══ DATA

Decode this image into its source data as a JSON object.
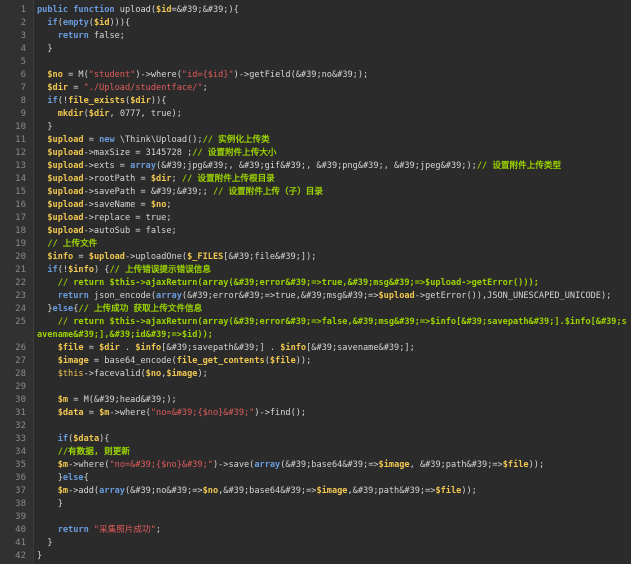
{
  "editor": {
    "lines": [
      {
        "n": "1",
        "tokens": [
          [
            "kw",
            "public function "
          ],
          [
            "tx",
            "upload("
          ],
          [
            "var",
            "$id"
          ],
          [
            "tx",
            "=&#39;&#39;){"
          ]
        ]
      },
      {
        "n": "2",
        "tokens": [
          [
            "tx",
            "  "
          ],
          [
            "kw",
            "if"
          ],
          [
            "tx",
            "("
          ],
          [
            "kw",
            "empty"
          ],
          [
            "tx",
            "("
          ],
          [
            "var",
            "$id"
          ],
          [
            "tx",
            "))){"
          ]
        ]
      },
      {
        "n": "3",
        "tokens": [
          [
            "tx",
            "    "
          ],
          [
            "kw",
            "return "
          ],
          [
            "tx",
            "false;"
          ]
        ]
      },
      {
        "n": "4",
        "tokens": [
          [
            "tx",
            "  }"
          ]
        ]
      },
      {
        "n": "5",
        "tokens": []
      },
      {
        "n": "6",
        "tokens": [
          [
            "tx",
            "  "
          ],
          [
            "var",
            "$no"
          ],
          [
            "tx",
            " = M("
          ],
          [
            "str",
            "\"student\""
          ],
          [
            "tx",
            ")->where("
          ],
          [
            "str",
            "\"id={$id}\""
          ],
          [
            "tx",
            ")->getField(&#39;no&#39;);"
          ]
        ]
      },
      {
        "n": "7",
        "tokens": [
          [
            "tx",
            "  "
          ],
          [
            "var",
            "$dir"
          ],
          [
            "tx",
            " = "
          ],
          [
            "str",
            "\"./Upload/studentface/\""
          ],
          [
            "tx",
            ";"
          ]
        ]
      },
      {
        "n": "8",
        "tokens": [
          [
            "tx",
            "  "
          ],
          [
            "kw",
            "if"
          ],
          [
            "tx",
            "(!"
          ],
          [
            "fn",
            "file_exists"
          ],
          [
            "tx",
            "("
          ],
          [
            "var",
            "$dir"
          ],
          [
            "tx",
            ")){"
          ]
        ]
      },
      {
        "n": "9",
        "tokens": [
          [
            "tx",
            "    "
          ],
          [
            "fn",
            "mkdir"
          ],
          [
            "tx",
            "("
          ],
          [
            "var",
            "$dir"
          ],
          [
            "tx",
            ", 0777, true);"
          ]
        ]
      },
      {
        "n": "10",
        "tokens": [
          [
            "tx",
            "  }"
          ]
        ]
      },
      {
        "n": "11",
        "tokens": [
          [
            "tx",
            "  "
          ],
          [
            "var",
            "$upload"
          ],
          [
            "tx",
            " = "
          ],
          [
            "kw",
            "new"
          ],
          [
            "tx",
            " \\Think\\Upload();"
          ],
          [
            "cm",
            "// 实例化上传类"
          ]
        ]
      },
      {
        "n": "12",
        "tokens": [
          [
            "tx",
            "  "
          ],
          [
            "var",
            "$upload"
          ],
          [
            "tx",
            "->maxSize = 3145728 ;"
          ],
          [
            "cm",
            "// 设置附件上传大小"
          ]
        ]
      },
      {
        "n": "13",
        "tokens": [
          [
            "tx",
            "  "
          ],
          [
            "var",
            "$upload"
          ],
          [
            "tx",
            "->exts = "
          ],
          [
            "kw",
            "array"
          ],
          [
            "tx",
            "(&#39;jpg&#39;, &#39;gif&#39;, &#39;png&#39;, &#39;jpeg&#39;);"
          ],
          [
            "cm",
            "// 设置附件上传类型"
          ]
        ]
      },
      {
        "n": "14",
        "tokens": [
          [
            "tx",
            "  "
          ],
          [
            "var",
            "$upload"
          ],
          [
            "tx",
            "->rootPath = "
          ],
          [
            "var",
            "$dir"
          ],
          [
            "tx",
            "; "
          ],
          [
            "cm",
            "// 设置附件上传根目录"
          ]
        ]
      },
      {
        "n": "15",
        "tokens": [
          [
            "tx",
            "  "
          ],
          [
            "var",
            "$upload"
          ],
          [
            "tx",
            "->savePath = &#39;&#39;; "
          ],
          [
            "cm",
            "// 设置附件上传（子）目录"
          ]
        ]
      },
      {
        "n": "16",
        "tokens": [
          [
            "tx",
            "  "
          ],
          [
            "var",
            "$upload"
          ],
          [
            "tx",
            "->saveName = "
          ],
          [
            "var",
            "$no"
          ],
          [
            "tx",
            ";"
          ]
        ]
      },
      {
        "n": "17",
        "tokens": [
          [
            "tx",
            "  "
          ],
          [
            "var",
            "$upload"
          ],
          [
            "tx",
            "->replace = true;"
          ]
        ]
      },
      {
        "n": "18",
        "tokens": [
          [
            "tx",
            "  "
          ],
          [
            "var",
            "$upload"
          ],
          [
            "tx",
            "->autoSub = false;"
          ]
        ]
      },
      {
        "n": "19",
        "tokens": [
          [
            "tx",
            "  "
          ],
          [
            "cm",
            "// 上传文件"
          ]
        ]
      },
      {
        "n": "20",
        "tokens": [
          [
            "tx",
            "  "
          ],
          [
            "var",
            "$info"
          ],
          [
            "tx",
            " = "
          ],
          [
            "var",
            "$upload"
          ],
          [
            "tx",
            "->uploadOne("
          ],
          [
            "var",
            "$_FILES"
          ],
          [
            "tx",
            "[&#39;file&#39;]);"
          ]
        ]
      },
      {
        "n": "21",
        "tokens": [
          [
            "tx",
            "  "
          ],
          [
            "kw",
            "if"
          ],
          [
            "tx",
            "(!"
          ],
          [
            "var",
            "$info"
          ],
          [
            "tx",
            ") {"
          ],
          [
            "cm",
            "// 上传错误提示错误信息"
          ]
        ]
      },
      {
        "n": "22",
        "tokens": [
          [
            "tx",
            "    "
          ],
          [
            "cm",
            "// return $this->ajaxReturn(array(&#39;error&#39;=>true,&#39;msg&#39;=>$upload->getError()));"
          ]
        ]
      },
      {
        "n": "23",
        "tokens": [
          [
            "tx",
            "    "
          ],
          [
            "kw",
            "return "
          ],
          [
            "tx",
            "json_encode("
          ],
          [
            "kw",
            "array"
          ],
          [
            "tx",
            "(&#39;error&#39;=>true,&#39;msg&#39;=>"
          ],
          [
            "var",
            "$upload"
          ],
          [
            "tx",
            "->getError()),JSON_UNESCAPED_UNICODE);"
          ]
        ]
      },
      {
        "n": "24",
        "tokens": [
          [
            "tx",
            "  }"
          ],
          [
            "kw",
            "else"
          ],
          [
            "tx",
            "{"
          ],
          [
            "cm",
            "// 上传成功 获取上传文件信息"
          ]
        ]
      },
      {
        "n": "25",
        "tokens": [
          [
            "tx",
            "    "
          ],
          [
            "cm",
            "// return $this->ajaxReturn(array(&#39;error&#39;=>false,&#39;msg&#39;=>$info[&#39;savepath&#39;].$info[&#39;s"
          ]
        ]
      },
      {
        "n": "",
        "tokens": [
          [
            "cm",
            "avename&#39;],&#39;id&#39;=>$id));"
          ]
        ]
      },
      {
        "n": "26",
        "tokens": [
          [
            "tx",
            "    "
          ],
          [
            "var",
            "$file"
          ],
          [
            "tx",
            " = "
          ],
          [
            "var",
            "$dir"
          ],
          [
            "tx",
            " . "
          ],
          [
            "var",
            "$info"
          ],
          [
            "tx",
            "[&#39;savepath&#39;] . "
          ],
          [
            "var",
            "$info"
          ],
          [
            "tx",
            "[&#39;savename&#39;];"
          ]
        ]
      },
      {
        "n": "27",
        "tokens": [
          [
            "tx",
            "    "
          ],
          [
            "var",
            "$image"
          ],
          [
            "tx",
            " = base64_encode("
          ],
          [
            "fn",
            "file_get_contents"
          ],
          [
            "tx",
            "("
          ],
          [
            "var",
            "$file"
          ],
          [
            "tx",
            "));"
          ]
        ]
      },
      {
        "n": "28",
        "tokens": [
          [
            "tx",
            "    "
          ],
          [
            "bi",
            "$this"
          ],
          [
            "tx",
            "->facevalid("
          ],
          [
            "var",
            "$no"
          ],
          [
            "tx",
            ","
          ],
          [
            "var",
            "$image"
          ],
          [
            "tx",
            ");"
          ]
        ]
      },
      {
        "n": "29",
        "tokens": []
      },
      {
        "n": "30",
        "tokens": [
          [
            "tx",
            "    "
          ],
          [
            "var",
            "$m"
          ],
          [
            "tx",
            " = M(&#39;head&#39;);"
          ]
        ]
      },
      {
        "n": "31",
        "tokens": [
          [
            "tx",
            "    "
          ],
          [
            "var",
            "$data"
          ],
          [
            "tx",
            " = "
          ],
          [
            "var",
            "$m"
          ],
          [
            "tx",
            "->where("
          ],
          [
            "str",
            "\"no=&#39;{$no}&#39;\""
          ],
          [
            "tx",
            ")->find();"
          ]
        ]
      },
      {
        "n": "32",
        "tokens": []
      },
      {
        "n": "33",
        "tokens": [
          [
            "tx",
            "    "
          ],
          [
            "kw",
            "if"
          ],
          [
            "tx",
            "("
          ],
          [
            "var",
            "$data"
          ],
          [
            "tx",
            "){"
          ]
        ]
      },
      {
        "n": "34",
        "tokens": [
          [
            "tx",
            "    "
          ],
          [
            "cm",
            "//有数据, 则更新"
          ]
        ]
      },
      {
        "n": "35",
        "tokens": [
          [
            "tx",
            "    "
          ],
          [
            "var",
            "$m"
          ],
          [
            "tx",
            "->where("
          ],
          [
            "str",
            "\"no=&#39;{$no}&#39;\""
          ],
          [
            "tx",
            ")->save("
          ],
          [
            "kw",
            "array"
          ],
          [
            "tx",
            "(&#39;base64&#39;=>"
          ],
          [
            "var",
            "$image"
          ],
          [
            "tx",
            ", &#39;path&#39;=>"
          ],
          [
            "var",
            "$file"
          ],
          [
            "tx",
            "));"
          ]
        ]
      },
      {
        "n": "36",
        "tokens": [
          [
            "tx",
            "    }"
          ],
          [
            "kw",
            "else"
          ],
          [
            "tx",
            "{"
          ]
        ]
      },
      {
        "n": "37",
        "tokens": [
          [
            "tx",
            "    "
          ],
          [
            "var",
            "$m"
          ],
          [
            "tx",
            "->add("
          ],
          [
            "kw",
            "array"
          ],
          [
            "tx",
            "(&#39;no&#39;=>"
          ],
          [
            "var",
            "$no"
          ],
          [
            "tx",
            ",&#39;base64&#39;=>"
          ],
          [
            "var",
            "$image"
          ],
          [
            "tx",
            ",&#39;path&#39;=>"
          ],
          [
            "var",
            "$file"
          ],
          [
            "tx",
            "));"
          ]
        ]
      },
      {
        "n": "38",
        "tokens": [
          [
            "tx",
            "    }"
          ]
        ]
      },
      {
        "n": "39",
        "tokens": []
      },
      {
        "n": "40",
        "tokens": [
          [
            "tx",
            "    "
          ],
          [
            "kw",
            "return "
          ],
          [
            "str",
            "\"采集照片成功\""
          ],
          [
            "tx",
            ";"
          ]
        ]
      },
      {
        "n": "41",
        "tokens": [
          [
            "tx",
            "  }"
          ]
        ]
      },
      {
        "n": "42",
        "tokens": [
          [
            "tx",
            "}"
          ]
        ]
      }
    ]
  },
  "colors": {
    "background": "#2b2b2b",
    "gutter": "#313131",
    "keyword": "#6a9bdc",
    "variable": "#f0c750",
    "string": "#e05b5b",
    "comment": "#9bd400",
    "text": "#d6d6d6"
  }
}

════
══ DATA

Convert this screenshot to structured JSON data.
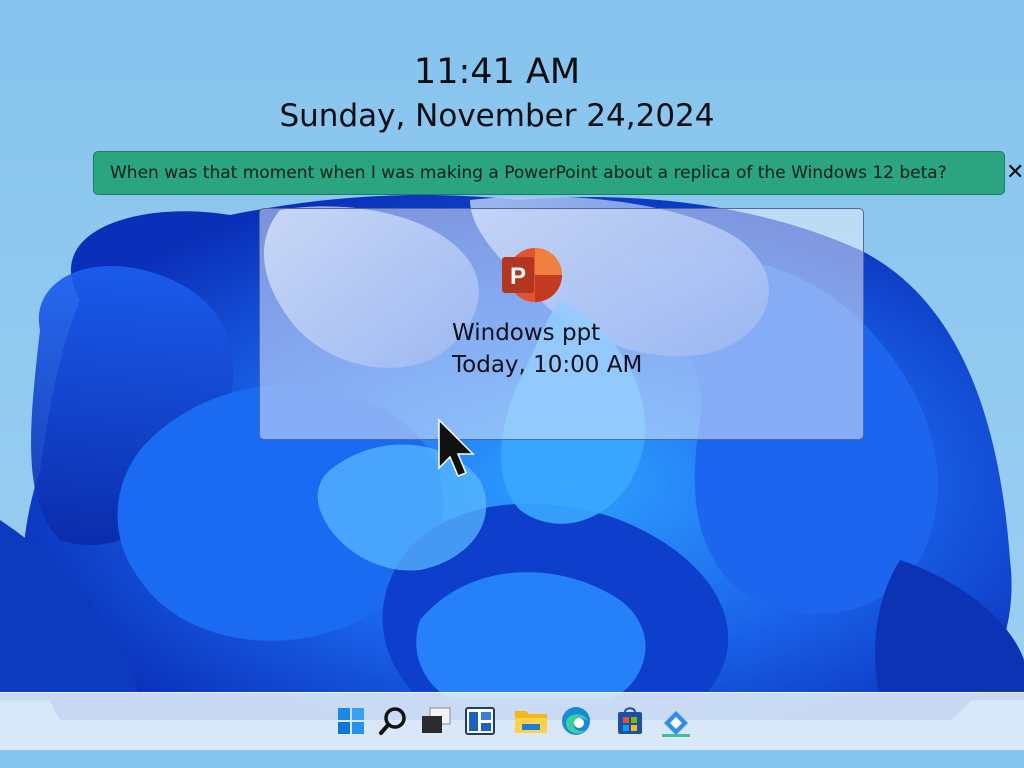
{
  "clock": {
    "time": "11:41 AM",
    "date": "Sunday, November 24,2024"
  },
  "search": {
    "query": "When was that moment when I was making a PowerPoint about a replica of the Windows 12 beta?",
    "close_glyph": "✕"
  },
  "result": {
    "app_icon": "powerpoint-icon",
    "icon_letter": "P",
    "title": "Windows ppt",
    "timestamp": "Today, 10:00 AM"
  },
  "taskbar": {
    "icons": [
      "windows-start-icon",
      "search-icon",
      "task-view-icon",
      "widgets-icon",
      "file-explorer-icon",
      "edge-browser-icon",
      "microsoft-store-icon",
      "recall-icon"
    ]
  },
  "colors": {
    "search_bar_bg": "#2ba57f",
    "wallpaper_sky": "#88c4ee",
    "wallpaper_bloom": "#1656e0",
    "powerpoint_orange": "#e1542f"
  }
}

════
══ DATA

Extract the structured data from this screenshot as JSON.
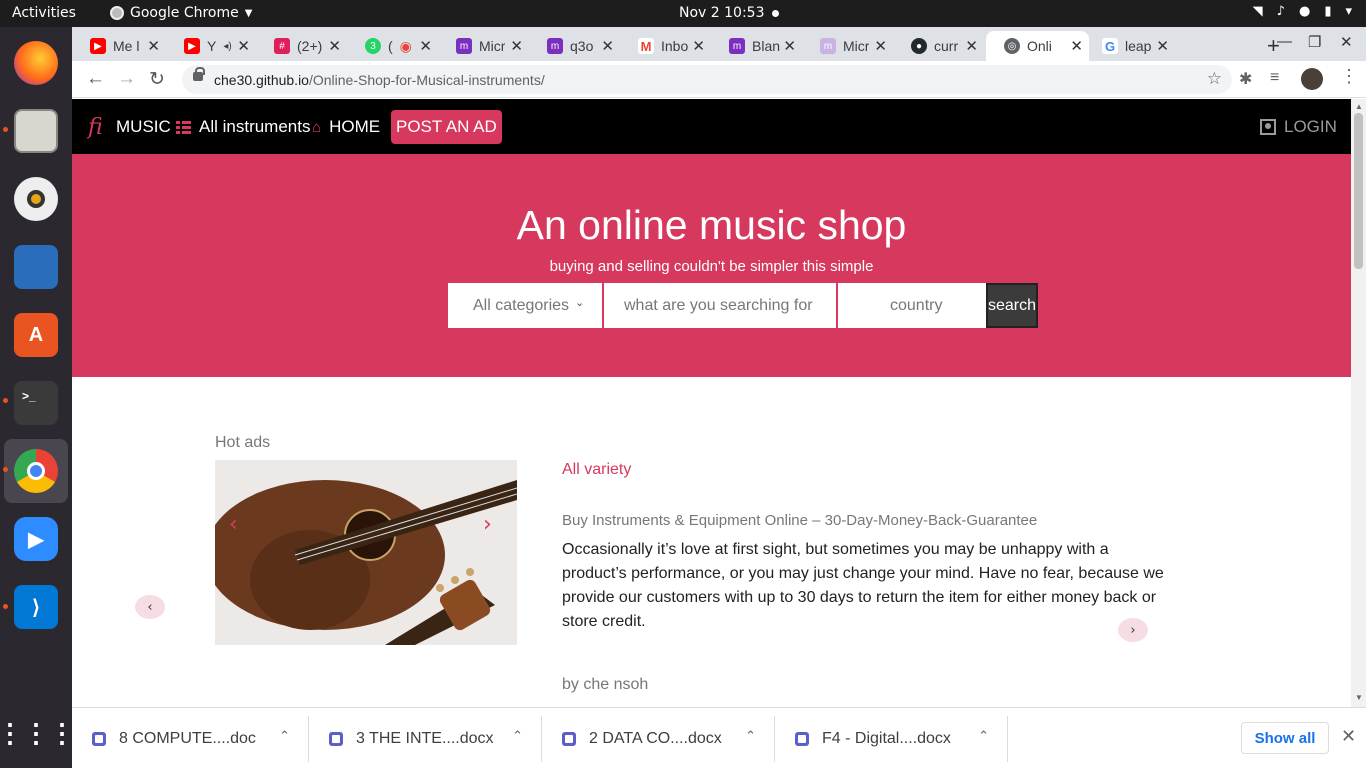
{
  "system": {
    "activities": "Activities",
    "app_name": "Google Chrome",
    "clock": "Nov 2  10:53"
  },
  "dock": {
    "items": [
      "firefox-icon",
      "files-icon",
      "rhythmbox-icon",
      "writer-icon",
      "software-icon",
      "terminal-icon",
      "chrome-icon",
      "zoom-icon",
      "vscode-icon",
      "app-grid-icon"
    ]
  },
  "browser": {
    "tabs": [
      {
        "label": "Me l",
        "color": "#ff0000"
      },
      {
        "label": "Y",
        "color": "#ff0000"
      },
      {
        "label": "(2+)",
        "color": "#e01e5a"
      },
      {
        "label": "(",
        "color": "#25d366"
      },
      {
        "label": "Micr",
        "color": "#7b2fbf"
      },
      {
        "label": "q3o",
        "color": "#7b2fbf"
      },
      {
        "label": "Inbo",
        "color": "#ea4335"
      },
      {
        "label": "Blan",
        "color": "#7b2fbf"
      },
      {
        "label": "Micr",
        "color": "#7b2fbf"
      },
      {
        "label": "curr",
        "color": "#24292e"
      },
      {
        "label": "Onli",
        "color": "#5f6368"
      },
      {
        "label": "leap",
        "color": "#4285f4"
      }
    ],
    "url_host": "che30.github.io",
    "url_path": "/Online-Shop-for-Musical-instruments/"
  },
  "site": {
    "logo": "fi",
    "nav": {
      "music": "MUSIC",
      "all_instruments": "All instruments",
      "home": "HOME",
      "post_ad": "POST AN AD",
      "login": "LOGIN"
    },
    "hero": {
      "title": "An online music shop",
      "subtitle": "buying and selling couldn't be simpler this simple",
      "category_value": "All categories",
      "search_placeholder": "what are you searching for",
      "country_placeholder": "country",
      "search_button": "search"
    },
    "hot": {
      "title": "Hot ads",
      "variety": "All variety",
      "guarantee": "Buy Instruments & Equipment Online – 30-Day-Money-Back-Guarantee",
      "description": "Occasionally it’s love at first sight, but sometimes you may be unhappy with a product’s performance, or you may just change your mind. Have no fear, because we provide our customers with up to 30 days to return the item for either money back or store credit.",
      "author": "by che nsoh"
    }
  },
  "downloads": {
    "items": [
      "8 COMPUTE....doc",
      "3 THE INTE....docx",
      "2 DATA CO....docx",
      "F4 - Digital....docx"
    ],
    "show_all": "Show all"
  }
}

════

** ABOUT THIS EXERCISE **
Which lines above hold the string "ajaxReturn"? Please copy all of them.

** RESULT FOR THIS TASK **
            "// return $this->ajaxReturn(array(&#39;error&#39;=>true,&#39;msg&#39;=>$upload->getError()));"
            "// return $this->ajaxReturn(array(&#39;error&#39;=>false,&#39;msg&#39;=>$info[&#39;savepath&#39;].$info[&#39;s"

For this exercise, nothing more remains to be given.